MATERIAL PROVIDED
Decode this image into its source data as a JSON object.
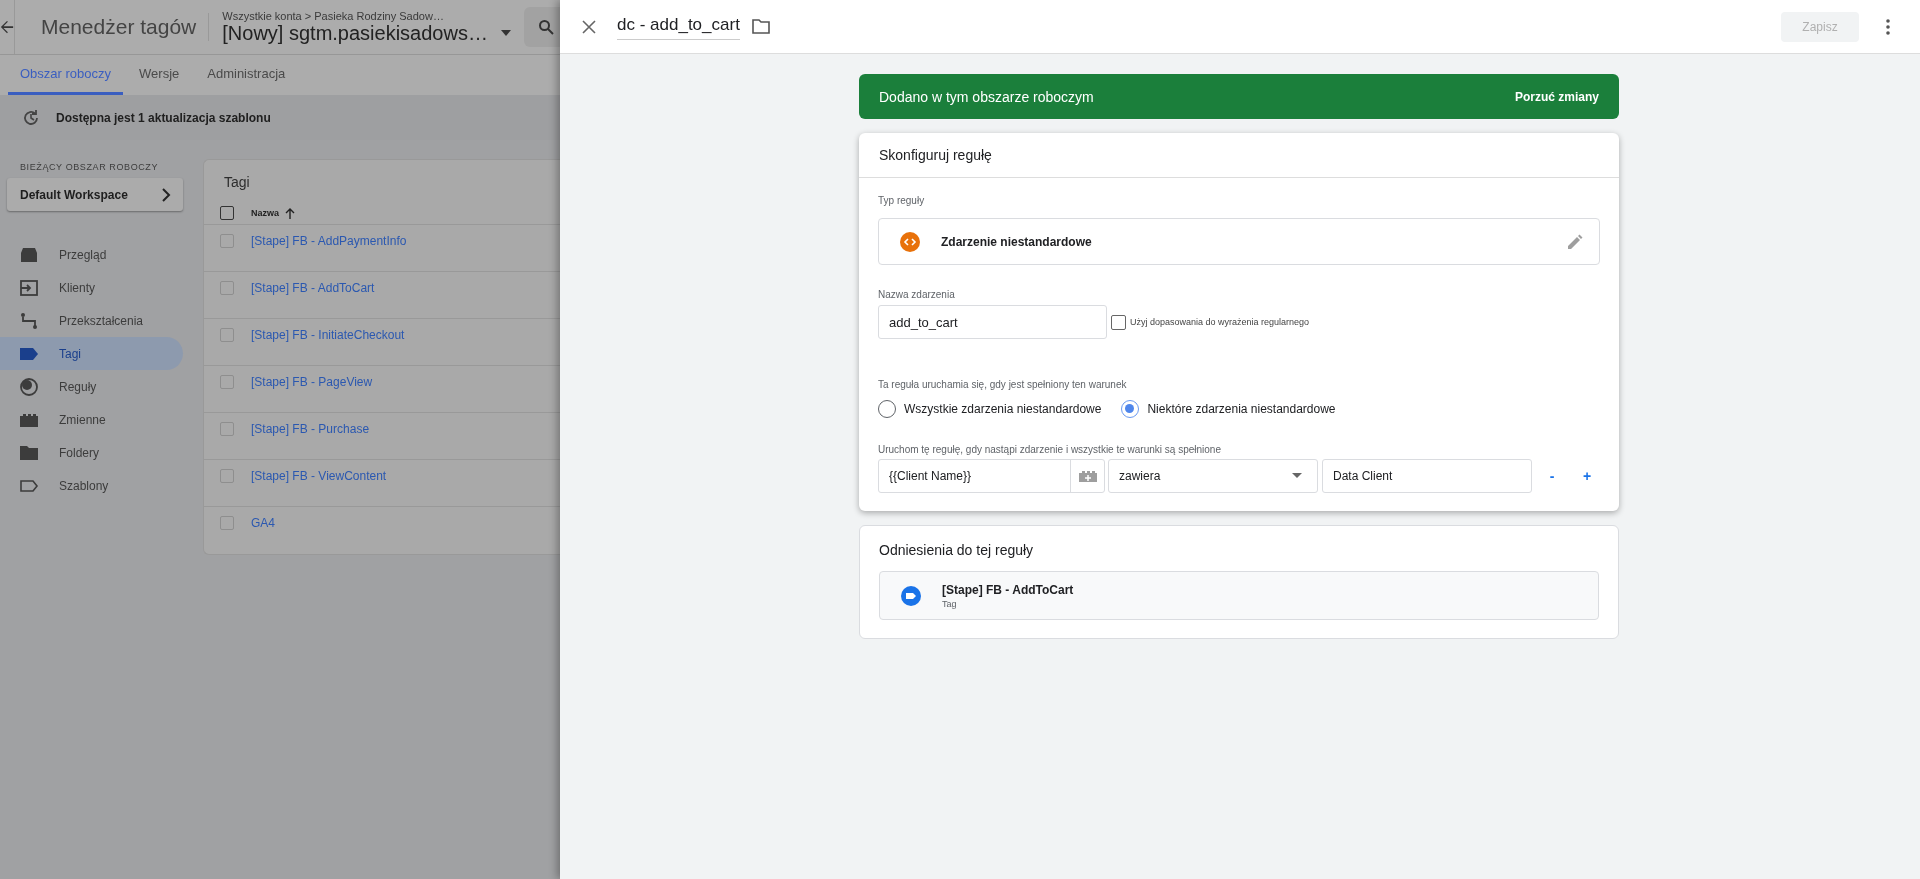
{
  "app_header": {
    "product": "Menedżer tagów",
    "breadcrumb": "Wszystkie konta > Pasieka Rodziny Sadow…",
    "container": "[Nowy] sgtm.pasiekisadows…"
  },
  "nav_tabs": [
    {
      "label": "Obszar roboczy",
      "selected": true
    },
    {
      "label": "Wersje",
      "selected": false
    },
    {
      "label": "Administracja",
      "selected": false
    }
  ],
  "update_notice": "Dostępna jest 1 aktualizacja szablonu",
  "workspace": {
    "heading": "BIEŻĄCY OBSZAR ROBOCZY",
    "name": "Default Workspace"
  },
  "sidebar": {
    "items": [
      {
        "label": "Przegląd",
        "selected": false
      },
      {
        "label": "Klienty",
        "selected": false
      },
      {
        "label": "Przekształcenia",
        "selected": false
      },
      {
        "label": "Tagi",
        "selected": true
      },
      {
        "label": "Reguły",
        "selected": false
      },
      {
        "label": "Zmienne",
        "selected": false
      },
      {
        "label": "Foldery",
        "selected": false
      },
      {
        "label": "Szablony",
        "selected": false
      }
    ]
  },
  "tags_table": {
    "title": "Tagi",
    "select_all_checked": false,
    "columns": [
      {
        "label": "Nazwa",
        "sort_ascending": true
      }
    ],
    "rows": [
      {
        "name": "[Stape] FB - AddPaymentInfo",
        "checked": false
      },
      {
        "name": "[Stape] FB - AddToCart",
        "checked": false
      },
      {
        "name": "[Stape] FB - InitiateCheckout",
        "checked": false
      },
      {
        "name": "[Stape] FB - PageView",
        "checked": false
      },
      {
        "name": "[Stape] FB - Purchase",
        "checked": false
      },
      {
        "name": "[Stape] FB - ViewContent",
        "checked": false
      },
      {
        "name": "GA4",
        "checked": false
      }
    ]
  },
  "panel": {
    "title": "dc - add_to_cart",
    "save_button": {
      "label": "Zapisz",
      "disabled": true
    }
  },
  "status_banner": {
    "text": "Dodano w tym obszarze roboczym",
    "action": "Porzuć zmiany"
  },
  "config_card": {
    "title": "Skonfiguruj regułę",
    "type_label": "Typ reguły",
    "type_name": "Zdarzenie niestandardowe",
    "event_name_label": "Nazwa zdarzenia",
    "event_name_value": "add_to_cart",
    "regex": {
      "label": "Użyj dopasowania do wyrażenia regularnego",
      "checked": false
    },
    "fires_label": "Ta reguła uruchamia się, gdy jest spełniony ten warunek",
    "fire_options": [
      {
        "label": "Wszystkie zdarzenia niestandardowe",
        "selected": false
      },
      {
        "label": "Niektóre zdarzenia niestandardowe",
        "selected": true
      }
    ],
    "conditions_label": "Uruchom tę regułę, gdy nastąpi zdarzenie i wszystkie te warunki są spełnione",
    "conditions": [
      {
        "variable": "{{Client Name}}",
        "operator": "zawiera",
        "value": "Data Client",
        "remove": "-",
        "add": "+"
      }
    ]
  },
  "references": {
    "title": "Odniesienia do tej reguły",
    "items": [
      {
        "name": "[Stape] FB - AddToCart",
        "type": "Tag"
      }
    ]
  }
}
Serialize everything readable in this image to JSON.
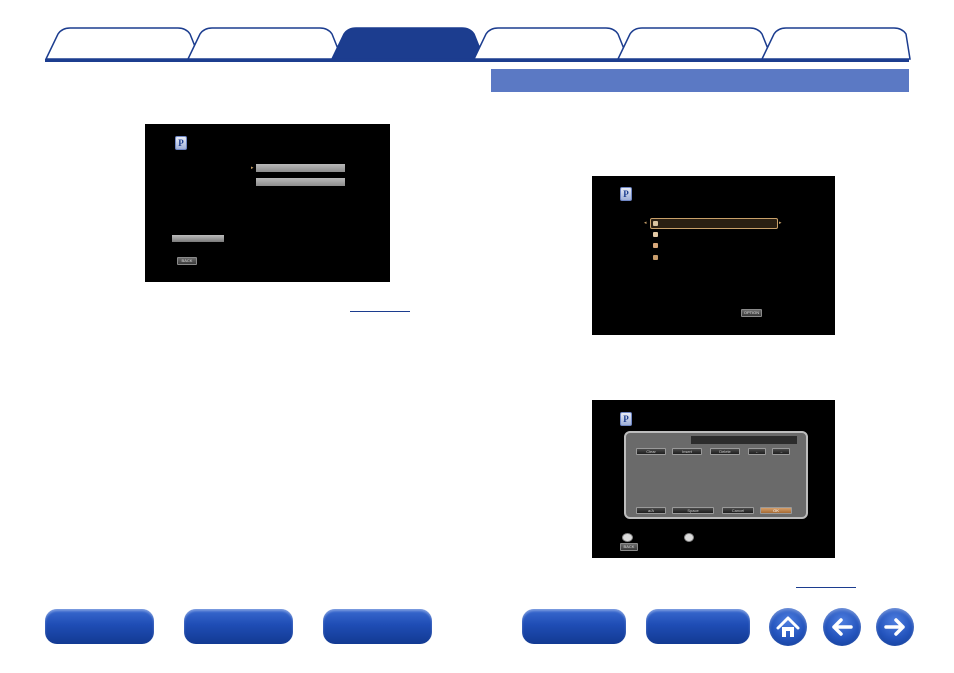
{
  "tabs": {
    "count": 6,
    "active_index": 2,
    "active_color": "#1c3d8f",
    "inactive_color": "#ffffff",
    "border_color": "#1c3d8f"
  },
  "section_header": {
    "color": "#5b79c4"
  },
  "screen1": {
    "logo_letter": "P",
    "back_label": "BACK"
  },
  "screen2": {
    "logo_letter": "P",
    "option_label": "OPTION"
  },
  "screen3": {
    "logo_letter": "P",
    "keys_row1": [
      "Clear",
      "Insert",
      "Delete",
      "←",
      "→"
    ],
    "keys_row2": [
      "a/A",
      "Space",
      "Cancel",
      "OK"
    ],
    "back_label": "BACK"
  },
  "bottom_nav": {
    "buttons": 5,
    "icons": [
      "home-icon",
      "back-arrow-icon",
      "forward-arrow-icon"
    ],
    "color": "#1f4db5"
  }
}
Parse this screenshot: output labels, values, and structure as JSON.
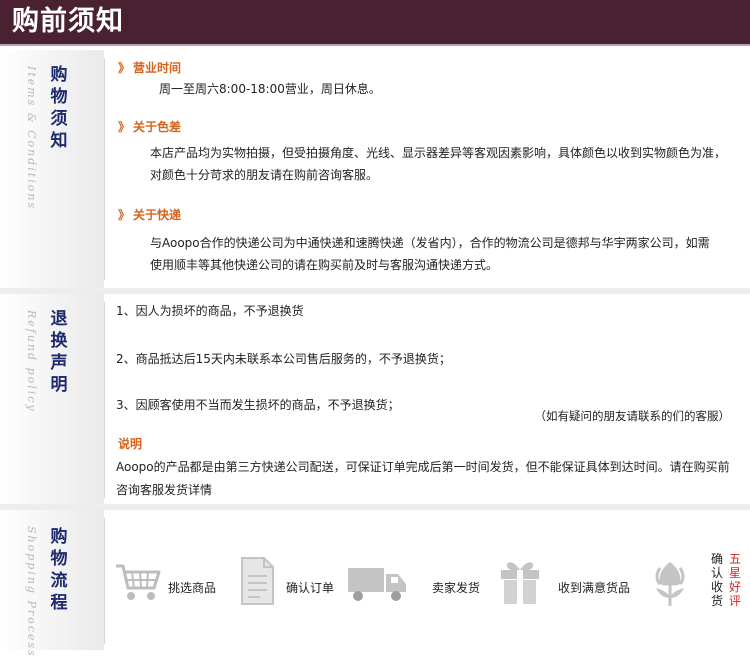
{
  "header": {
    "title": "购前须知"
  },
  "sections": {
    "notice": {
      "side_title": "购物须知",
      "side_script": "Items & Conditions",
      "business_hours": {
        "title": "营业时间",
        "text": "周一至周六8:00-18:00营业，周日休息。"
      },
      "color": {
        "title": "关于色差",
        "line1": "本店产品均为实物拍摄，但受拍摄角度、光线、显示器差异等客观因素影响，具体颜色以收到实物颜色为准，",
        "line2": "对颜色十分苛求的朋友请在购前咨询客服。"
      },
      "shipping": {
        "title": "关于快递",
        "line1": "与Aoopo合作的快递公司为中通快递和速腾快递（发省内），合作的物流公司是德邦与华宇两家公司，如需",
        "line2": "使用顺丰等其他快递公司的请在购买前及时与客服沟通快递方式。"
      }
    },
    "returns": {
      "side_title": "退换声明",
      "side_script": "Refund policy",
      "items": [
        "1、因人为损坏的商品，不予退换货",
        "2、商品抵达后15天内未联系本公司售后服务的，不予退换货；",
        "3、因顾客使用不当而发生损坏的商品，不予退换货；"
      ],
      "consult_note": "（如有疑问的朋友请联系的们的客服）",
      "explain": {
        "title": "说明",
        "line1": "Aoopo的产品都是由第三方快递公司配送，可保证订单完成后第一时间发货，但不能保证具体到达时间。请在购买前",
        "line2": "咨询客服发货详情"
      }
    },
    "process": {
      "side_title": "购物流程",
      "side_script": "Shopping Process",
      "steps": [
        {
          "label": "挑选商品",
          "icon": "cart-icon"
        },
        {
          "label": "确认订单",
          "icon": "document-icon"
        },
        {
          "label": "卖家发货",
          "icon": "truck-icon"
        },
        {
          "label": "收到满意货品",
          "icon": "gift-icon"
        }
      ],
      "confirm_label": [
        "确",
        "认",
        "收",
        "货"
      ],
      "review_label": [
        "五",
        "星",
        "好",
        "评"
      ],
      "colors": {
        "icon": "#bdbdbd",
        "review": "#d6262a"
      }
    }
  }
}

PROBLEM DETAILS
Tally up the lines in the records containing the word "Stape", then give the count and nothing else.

RESPONSE AREA
7